- Intention Setting: With beautiful spring weather fast-approaching, I’ve been contemplating lots on how I can ensure the next few months are filled with peace and love. Since I often think in images, here’s what I’ve come up with: scenic hikes, dinners filled with laughter (and cheesecake), volunteering to help youth, walks with friends, and reading incredible novels. All in all, this life is beautiful and my intention right now is to enjoy all of it. No matter how much self-doubt or heartache will undoubtedly enter my psyche from time to time, I know there is too much to be thankful for in the here and now… There are too many trails to explore, too many truths to be shared, too many hugs to offer, too many babies to smile at, too many rainstorms to be in, too many Autumn leaves to marvel at, too many songs to listen to, too many benches to read on, too many poems to write.

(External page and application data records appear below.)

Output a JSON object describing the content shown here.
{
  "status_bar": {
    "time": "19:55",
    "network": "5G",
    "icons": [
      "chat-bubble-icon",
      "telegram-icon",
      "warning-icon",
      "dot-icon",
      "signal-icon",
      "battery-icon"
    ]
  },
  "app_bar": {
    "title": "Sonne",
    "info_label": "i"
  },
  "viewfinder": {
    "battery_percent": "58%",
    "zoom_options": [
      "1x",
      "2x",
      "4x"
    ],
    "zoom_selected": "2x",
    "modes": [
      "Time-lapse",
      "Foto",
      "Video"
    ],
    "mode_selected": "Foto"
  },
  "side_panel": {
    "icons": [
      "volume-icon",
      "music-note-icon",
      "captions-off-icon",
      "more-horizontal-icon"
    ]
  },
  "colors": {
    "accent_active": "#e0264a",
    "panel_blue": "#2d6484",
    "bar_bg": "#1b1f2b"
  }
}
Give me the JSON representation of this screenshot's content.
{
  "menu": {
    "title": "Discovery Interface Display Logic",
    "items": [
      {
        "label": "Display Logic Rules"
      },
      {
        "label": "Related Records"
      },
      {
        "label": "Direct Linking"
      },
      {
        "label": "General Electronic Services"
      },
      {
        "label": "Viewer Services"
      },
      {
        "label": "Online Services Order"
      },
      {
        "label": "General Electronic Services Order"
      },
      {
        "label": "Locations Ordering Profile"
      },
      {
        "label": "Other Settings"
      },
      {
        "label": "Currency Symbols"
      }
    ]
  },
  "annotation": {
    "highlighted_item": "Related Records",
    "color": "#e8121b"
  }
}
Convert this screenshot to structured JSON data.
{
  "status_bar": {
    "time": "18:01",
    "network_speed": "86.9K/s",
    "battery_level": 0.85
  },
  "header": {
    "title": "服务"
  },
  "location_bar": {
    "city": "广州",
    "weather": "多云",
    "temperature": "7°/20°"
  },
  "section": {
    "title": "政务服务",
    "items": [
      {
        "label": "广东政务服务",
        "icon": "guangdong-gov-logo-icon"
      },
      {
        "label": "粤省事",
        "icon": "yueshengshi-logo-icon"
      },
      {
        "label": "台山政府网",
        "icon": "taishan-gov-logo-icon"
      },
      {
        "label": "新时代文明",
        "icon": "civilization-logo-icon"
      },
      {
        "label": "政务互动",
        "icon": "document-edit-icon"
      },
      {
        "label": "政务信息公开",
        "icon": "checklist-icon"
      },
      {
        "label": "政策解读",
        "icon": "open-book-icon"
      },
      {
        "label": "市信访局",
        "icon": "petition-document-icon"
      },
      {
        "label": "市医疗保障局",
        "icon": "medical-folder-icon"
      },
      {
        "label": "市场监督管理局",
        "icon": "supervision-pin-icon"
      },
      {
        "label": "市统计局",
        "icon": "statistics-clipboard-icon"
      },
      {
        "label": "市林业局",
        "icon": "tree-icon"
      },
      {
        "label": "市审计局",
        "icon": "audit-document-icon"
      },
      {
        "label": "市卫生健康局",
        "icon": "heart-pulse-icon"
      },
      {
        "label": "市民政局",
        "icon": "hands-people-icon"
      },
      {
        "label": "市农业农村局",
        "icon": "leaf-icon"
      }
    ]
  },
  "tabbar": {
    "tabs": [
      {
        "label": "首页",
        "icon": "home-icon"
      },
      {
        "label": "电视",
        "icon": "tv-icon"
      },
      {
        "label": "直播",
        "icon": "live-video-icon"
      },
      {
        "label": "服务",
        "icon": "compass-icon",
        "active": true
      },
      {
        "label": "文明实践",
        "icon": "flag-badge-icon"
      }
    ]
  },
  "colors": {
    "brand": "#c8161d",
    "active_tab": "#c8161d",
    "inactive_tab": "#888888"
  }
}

This truth reminds me of what I recall reading from Randy Pausch’s The Last Lecture. When he expressed his emotions to his wife before dating, she initially rejected him, but she was on the fence. While sad, he said to her, “Look, I’m going to find a way to be happy, and I’d really love to be happy with you, but if I can’t be happy with you, then I’ll find a way to be happy without you.” That’s a reminder for me that despite being heartbroken sometimes, I’m designed to mend and feel joy. It’s what I fundamentally believe is meant for me. So, as I prepare myself for the season of re-birth, I intend to fall in love all over again with whatever is written for me, and I intend to accept love from wherever I am meant to receive it. #totallyhealed #allbetter (just kidding)